Investors think Coda can win. The company has raised $60 million in two rounds of fundraising, from investors including Greylock, General Catalyst, Khosla Ventures, NEA, and Kleiner Perkins Caufield Byers. Reid Hoffman, a partner at Greylock and the co-founder and executive chairman at LinkedIn, took a seat on Coda’s board. Hoffman told The Verge that the increasingly collaborative nature of office work created an opportunity for Coda to carve out a niche. “Our goal is to try to create this new kind of productivity app,” Hoffman says. “And already in the private beta, we’ve seen organizations start adopting it in ways that lead us to think we’re right about this hypothesis.”
Even after three years of development, Coda remains at an early stage. For the private beta, the full experience is available only on the desktop. You can access it on the mobile web, but in read-only mode. The company won’t say when it will be available to the larger public. While it remains in beta, Coda plans to build out its gallery of examples and other help features that will make it more approachable to newcomers.
For now, though, the learning curve is real. The most impressive aspects of the service are the ones that require mastering Coda’s formula language — which could be a hard sell at the typical American office, where workers often only use new tools begrudgingly.
Coda goes against the grain in other ways. Other work-tracking tools, such as Trello and Asana, obscure their formulas and tables behind colorful buttons and widgets. They might be less flexible than Coda, but they also feel more approachable. I’ve built a handful of custom trackers in Asana without needing to rely on the help menu at all; to do the same thing in Coda, I had to spend a fair amount of time reading documentation. In Asana I click buttons and they do basically what I expect; in Coda I type an equal sign and cross my fingers.
But Coda is betting there’s a legion of disaffected Excel jockeys out there itching to make powerful, custom, lightweight apps using a more modern formula language. And if that means investing some time to learn the tool, many will. “People had to learn macros 30 years ago,” says John Lilly, another partner at Greylock. Most people will never need to become Coda masters, he says. Once documents are built, other users in the organization can view and manipulate them rather easily. “It gives you more depth as you go,” Lilly says. “We haven’t had an application creation tool like this since HyperCard. I think we’re going to see lots and lots of good experiments.”

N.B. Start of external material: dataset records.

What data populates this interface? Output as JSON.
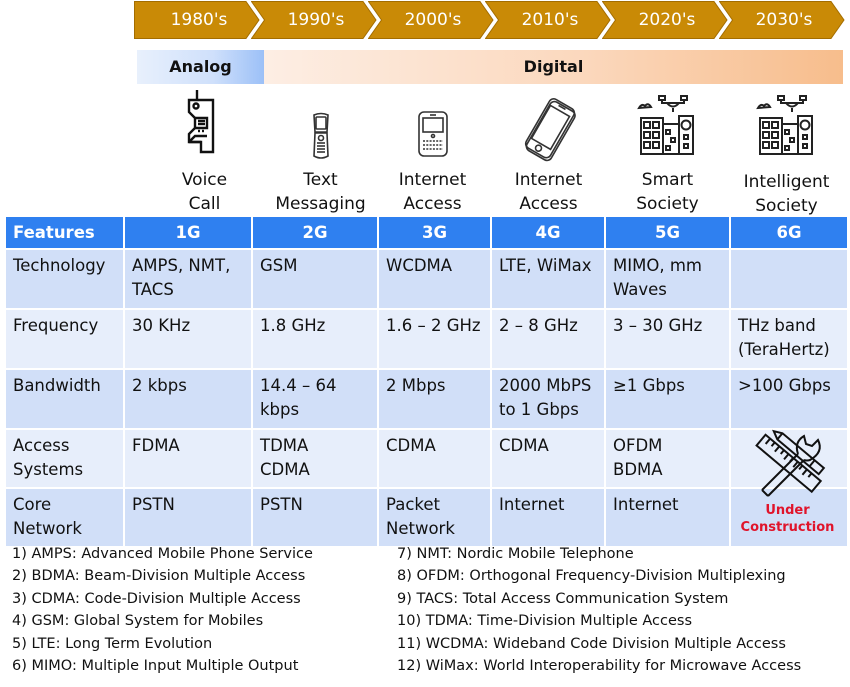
{
  "timeline": {
    "decades": [
      "1980's",
      "1990's",
      "2000's",
      "2010's",
      "2020's",
      "2030's"
    ],
    "color": "#c98a06",
    "border_color": "#a36d00"
  },
  "eras": {
    "analog": "Analog",
    "digital": "Digital"
  },
  "services": [
    {
      "icon": "brick-phone-icon",
      "label_lines": [
        "Voice",
        "Call"
      ]
    },
    {
      "icon": "flip-phone-icon",
      "label_lines": [
        "Text",
        "Messaging"
      ]
    },
    {
      "icon": "qwerty-phone-icon",
      "label_lines": [
        "Internet",
        "Access"
      ]
    },
    {
      "icon": "smartphone-icon",
      "label_lines": [
        "Internet",
        "Access"
      ]
    },
    {
      "icon": "smart-city-drone-icon",
      "label_lines": [
        "Smart",
        "Society"
      ]
    },
    {
      "icon": "smart-city-drone-icon",
      "label_lines": [
        "Intelligent",
        "Society"
      ]
    }
  ],
  "table": {
    "header_color": "#2f80f0",
    "headers": [
      "Features",
      "1G",
      "2G",
      "3G",
      "4G",
      "5G",
      "6G"
    ],
    "rows": [
      {
        "feature": [
          "Technology"
        ],
        "cells": [
          [
            "AMPS, NMT,",
            "TACS"
          ],
          [
            "GSM"
          ],
          [
            "WCDMA"
          ],
          [
            "LTE, WiMax"
          ],
          [
            "MIMO, mm",
            "Waves"
          ],
          [
            ""
          ]
        ]
      },
      {
        "feature": [
          "Frequency"
        ],
        "cells": [
          [
            "30 KHz"
          ],
          [
            "1.8 GHz"
          ],
          [
            "1.6 – 2 GHz"
          ],
          [
            "2 – 8 GHz"
          ],
          [
            "3 – 30 GHz"
          ],
          [
            "THz band",
            "(TeraHertz)"
          ]
        ]
      },
      {
        "feature": [
          "Bandwidth"
        ],
        "cells": [
          [
            "2 kbps"
          ],
          [
            "14.4 – 64",
            "kbps"
          ],
          [
            "2 Mbps"
          ],
          [
            "2000 MbPS",
            "to 1 Gbps"
          ],
          [
            "≥1 Gbps"
          ],
          [
            ">100 Gbps"
          ]
        ]
      },
      {
        "feature": [
          "Access",
          "Systems"
        ],
        "cells": [
          [
            "FDMA"
          ],
          [
            "TDMA",
            "CDMA"
          ],
          [
            "CDMA"
          ],
          [
            "CDMA"
          ],
          [
            "OFDM",
            "BDMA"
          ],
          [
            ""
          ]
        ]
      },
      {
        "feature": [
          "Core",
          "Network"
        ],
        "cells": [
          [
            "PSTN"
          ],
          [
            "PSTN"
          ],
          [
            "Packet",
            "Network"
          ],
          [
            "Internet"
          ],
          [
            "Internet"
          ],
          [
            ""
          ]
        ]
      }
    ],
    "under_construction": {
      "icon": "ruler-pencil-wrench-icon",
      "label_lines": [
        "Under",
        "Construction"
      ],
      "color": "#e0142b"
    }
  },
  "footnotes": {
    "left": [
      "1) AMPS: Advanced Mobile Phone Service",
      "2) BDMA: Beam-Division Multiple Access",
      "3) CDMA: Code-Division Multiple Access",
      "4) GSM: Global System for Mobiles",
      "5) LTE: Long Term Evolution",
      "6) MIMO: Multiple Input Multiple Output"
    ],
    "right": [
      "7) NMT: Nordic Mobile Telephone",
      "8) OFDM: Orthogonal Frequency-Division Multiplexing",
      "9) TACS: Total Access Communication System",
      "10) TDMA: Time-Division Multiple Access",
      "11) WCDMA: Wideband Code Division Multiple Access",
      "12) WiMax: World Interoperability for Microwave Access"
    ]
  }
}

Mehrotra says he’s pleased with the experiments he has seen so far. His daughter, who is 11, is running her school’s Lego robotics team using Coda documents. If he’s worried about Coda’s learning curve, he doesn’t show it.
“I like products where there’s a little bit of depth to them,” he says. "That feeling of, as I become more of an expert, I can do more and more, is a good thing. The tool-centered people are going to say, ‘show me all the features.’ The problem-focused people are going to say, ‘I have this problem. How do I solve it?’ You want to address both.

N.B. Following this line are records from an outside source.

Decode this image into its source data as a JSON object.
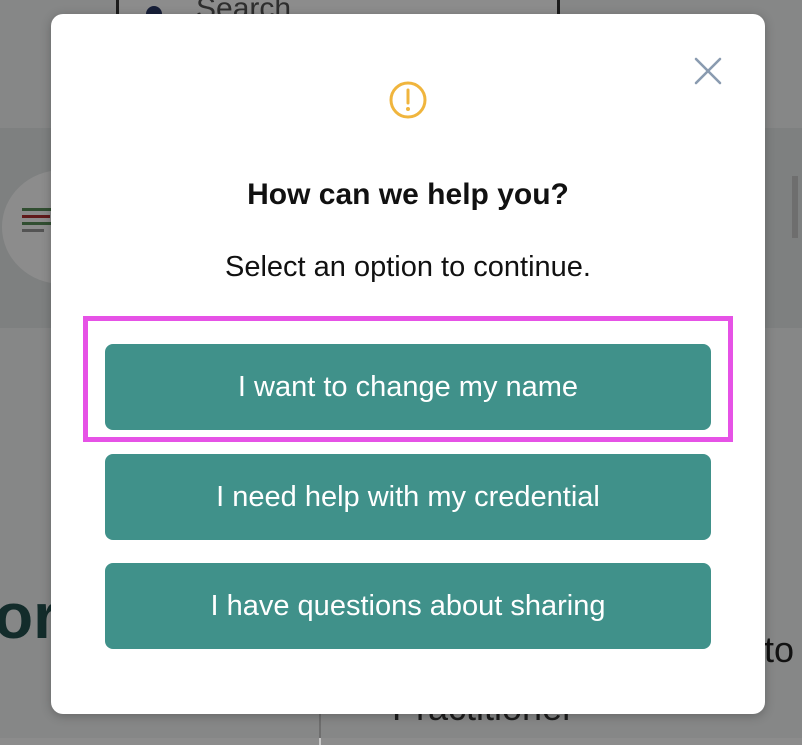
{
  "background": {
    "search_placeholder": "Search",
    "partial_heading": "or",
    "partial_text_right": "to",
    "partial_text_bottom": "Practitioner"
  },
  "modal": {
    "close_icon": "close-icon",
    "status_icon": "warning-circle-icon",
    "title": "How can we help you?",
    "subtitle": "Select an option to continue.",
    "options": [
      {
        "label": "I want to change my name",
        "highlighted": true
      },
      {
        "label": "I need help with my credential",
        "highlighted": false
      },
      {
        "label": "I have questions about sharing",
        "highlighted": false
      }
    ]
  },
  "colors": {
    "button_bg": "#40918a",
    "button_text": "#ffffff",
    "warning_icon": "#f0b53d",
    "highlight_border": "#e652e6",
    "close_icon": "#8a9bb0"
  }
}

“One of the reasons spreadsheets run the world,” he adds, “is that they’re super deep.”